Any person over seven years of age, regardless of sex, is entitled to become a member. However, exceptions regarding age may be made with the permission of the committee. We ask those individuals interested in kendo to come observe our practices.
Upon viewing one of our practices it will allow you to better judge if kendo is what you wish to pursue. Please see the practice link for the locations, dates, and times of our practices.
** Please note that new members are accepted only twice each year. Our next intake is in March 2017. Senior members ranked 1 KYU and higher can join our club at anytime during the year.
- $425 Unlimited Family/Relative Pass
- $375 Single Adult
- $315 Child (15 & younger)
New Members starting will pay the following:
- If starting between January and June – Rate 1: Full new member rate and full renewal rate + activity fee the following year
- If starting between July and September – Rate 2: Full new member rate and 50% renewal rate + activity fee the following year
- If starting between October and December – Rate 3: Full new member rate and only activity fee the following year
These fees go directly to pay for gym rental and general supplies that are required to administer the dojo. Our instructors are all strictly volunteers and do not receive any payment or stipends of any kind. You will have other purchases that you are expected to make (although not all at once) These are:
- SHINAI: These are the bamboo sticks. You will need two (one for regular use and one as a spare). Shinais frequently break and will need to be replaced on a frequent basis. Each shinai is about $50.
- GI and HAKAMA: This is your top and bottom. There are large number of types and quality (hand made vs machine made) that will vary the price. Typically about $200 to $500.
- BOGU: This is your armour. Again, varying quality will affect the prices. Typically about $500 to over $3000.
The Japanese have always liked fresh fish. However Japanese waters haven’t had a lot of them for decades,in order to feed people, the fish boats were built bigger to go into deeper waters. The further they went, the longer that was taking for them to return with the fish. If the trip took several days so the fish wasn’t that fresh anymore. To resolve the problem, the companies installed freezer in the boats. However the consumers noticed the difference between fresh and frozen fish and because they didn’t like the flavour of the frozen fish they had to sell it cheaper.
The companies then installed fish tanks in the boats so they could catch the fish, store them in the tanks and keep them alive until they arrive to land, but after a while the fish stop moving in the tanks, when they arrive they were bored and tired but alive.
The consumers noticed too the difference in flavour because when the fish stop moving they lose the fresh flavour.
How do you think the Japanese companies solved the problem? How did they manage to bring the fish from deep waters and keep the fresh flavour?
Before getting the actual answer, read the following:
When people reach their goals (start a new business, pay the debts, find a partner, etc.) they tend to lose their passion, there is no need to make that extra effort, so they would relax since they have finally reached their goal.

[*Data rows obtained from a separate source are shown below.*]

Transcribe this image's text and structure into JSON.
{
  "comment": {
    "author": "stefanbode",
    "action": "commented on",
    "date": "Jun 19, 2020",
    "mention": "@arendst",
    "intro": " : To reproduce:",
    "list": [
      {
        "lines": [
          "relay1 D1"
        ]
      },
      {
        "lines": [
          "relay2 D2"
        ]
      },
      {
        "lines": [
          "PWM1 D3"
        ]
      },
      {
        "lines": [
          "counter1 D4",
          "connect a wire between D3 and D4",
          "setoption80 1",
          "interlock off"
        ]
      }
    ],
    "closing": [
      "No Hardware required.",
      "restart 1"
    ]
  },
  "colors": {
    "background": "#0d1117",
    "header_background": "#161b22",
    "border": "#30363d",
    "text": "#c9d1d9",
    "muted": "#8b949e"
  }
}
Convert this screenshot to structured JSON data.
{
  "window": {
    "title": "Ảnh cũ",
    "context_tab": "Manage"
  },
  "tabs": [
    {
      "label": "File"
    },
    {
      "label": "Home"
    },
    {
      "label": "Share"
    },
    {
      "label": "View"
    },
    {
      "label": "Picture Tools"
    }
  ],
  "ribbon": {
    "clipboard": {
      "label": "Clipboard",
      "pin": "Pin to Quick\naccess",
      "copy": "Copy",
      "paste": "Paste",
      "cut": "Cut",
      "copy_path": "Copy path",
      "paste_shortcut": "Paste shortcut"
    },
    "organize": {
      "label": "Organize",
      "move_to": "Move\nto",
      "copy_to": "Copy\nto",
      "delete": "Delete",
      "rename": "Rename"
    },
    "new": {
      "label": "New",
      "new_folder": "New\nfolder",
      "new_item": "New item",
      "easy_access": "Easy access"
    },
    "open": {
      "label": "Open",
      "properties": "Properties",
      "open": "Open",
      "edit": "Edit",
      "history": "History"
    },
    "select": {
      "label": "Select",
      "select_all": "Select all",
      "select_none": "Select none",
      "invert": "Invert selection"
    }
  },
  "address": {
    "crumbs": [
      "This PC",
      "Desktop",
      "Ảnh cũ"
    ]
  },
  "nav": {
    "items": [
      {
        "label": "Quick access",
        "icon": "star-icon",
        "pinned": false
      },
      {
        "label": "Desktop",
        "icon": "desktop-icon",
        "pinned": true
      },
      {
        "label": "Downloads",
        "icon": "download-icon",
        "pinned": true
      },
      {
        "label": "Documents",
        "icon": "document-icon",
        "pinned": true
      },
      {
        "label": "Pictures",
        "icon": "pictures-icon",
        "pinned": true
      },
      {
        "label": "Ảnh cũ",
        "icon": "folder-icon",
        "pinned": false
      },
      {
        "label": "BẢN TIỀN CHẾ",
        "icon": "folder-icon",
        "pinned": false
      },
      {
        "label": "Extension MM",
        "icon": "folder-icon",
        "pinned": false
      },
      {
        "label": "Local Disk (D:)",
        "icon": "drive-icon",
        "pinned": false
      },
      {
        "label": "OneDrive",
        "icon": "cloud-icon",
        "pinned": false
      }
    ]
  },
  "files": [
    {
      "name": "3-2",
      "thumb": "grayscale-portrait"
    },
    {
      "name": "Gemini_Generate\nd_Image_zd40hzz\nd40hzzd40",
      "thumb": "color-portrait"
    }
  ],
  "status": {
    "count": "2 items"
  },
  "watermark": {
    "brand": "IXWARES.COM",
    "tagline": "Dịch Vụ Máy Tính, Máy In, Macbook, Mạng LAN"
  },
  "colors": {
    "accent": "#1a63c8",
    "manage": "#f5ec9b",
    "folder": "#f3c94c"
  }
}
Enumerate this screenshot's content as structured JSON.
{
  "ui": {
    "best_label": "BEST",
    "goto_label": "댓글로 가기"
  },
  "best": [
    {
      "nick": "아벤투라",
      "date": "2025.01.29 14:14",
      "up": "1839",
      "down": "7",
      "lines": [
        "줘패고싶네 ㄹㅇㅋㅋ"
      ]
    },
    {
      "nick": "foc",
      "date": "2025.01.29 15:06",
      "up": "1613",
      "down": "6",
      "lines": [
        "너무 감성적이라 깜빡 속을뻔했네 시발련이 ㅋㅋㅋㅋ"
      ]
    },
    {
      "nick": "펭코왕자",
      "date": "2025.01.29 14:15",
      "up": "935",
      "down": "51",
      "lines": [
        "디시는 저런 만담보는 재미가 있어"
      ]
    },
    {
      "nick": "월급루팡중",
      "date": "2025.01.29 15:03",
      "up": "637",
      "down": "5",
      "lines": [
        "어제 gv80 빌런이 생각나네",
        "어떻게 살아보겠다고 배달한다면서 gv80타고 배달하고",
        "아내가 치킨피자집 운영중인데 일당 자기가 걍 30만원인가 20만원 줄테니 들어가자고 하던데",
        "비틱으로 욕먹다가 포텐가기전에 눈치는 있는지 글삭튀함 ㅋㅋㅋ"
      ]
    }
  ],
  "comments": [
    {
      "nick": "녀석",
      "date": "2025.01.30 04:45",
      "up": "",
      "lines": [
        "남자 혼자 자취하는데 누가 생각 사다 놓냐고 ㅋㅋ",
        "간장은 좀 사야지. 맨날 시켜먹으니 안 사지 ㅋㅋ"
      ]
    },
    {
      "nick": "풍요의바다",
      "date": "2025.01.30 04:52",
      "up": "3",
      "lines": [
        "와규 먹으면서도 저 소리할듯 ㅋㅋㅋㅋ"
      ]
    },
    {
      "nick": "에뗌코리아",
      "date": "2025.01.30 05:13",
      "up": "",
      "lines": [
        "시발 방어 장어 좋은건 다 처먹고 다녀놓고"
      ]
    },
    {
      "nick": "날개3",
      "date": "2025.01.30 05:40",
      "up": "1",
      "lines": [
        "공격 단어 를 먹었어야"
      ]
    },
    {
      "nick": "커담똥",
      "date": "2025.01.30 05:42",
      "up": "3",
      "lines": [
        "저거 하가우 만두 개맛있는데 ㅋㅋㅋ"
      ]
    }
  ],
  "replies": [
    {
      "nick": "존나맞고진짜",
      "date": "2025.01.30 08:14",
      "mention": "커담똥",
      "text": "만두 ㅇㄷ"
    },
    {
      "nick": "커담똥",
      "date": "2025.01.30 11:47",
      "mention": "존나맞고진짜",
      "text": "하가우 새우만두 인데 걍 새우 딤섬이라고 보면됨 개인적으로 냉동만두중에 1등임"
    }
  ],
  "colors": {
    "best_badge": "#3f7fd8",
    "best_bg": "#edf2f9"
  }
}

This is the same for people that win the lottery, or those who receive a large inheritance and never mature, or those who stay at home and become addicted to depression or fall prey to foreign substances… Just like the problem with the Japanese fishermen, the solution is simple: “People prosper when there are challenges in their lives”.
To keep the fresh flavour in the fish, the companies put the fish in the tanks but they also add a small shark. Of course the shark ends up eating some of them but the rest return happy, fresh and alive.
The fish had a challenge! They have to keep swimming to keep their lives.
When you reach your goals, create new ones, don’t create success to lie on top of it. Invite a shark to your tank and discover how far you can really go. A few sharks will make you discover the true potential that will keep you alive, doing what you do, the best you possibly can. And even when you have them in your tank, let them bite each other, don’t get scared with their teeth and tricks… be alert, and with that, always “fresh”.
“The small chains of routine are too small to feel them until they get too strong to break them.”